The #RITphoto Blog would like to introduce Hannah Kulp. Hannah is a second year student at RIT and is an avid lover of the arts, science, and everything in between. Hannah is working on a degree in the School of Individualized Study. We hired her to create posts for “A Student’s Point of View”. She loves learning new things and was nthusiastic about taking on this role. Hannah has a love of film photograph and art history and aesthetics.
Photo Technology I & II
To start off with a disclaimer, An 8:00am class sucks. I am not a morning person and the thought of a required Monday 8am as a freshman was awful. To add to the dread, everyone tells you that this class is very hard. They are correct, however that does not mean that its not useful or might actually be enjoyable.
Photographic Technology is a unique course offered by the School of Photographic Arts and Sciences (SPAS). All photo students are required to take Photo Technology I & II. Beginning in 1902, RIT photography students have taken a technology related class. Many alums – I have been told – took the analog equivalent called Materials and Processes, I, II, and III.
Nanette Salvaggio is the course instructor and knows her stuff. She literally wrote the book on it. Her passion is evident. Her blunt and dry humor is like a shot of much-needed caffeine at 8:00am in the morning.
Always submit your labs. A 50 is better than a 0.
Be respectful to everyone. Even in an open atmosphere used in the class, respect your professors point of view and seek help when struggling.
Even if you don’t have much technical and mathematical knowledge, you will do fine. Actively participate and don’t stop trying until you understand.

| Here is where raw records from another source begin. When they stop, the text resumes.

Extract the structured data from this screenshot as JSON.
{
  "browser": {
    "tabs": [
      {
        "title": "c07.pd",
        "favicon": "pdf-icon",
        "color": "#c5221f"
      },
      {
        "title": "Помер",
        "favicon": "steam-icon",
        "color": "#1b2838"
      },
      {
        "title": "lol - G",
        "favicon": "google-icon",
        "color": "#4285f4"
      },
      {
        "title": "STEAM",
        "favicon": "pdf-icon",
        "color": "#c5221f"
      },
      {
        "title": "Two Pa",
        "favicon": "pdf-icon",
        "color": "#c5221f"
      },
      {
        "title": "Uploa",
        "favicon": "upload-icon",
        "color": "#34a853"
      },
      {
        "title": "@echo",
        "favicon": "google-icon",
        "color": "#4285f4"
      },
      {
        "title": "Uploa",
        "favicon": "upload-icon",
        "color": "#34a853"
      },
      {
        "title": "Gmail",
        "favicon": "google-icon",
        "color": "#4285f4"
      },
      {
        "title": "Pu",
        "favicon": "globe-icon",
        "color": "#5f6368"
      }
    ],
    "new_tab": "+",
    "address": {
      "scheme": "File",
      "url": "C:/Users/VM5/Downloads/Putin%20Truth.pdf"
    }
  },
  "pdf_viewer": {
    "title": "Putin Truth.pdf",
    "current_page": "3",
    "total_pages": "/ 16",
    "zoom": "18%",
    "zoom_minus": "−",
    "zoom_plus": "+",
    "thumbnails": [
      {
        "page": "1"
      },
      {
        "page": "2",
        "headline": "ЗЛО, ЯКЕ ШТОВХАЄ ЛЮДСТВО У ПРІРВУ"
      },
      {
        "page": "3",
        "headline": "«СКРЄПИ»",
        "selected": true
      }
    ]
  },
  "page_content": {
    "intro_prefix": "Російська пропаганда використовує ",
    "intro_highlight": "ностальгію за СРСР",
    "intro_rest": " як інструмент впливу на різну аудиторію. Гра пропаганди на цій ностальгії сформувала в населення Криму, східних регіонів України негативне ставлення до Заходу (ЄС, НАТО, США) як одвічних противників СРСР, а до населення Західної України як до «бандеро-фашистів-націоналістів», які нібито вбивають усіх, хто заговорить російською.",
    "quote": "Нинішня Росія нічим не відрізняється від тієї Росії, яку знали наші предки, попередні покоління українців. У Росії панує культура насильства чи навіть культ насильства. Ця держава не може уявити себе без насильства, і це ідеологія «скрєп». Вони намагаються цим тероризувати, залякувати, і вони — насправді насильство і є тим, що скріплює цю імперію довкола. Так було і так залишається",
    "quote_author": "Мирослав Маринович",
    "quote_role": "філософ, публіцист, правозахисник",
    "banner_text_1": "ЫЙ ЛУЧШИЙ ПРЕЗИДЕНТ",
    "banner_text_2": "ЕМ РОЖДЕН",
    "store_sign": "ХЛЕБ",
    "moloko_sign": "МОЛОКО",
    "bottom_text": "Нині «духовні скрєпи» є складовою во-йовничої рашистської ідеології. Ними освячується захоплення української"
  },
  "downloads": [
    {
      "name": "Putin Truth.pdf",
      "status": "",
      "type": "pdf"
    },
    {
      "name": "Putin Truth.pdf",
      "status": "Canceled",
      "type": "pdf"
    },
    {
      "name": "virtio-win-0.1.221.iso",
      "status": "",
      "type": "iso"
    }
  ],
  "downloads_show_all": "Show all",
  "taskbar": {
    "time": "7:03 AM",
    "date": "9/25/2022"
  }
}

In each class, you will learn something new and technical about equipment and its application to your trade. Like the rest of your time here, this class teaches you the tools required to make successful photos and work efficiently. The thought of being in a photo class and not be taking pictures rattles many. However, the technical knowledge you learn is irreplaceable and you won’t get it anywhere else.